My son and I went to Barnes and Noble in Irvine this weekend to buy the books on his 11th grade Euro Lit reading list: A Room of One’s Own by Virginia Woolf, Candide by Voltaire, One Day in the Life of Ivan Denisovich by Alexander Solzhenitsyn, Pride and Prejudice by Jane Austen, and The Stranger by Albert Camus.
“Have you read any of these books?” I asked the checkout girl.
“I’ve read Candide and Pride and Prejudice,” she said.
“Candide is fun. Virginia Woolf is kind of a downer though, isn’t she? Didn’t she kill herself?
“She did,” the girl admitted.
“Doesn’t that set a bad example for the kids?”
The Irvine store didn’t have the edition of Ivan Denisovich that the boy needed but the guy at customer service was able to call around and find a copy at the Aliso Viejo store.
The boy was beside himself: “We’re going to drive all the way to Aliso Viejo?!” (Aliso Viejo is a 9-mile drive from Irvine.)

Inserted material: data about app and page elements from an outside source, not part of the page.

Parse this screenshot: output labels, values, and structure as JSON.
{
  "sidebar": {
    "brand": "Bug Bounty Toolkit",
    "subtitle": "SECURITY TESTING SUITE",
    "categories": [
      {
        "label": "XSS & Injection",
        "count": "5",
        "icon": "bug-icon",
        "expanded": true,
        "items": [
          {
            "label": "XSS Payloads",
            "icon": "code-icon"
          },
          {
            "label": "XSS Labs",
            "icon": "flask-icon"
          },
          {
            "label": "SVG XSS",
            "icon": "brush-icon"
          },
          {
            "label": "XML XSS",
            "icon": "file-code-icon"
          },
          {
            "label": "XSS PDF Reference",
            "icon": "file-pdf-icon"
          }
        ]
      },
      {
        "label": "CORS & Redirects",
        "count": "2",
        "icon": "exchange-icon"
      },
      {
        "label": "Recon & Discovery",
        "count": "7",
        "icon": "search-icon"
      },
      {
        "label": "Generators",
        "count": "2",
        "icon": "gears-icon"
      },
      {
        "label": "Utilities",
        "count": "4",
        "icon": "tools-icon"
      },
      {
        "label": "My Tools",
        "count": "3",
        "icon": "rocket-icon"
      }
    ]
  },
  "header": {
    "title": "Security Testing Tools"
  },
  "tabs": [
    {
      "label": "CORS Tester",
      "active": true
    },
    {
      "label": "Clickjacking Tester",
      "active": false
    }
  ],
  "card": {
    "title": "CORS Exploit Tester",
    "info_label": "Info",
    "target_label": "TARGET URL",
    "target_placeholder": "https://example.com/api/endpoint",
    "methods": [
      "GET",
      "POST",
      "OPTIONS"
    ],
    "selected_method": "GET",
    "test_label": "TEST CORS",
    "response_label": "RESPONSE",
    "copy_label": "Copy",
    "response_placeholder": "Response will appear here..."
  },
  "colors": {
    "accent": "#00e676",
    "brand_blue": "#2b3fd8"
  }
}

“This will help you when you read the book,” I said. “You’ll have an appreciation for what suffering is all about.”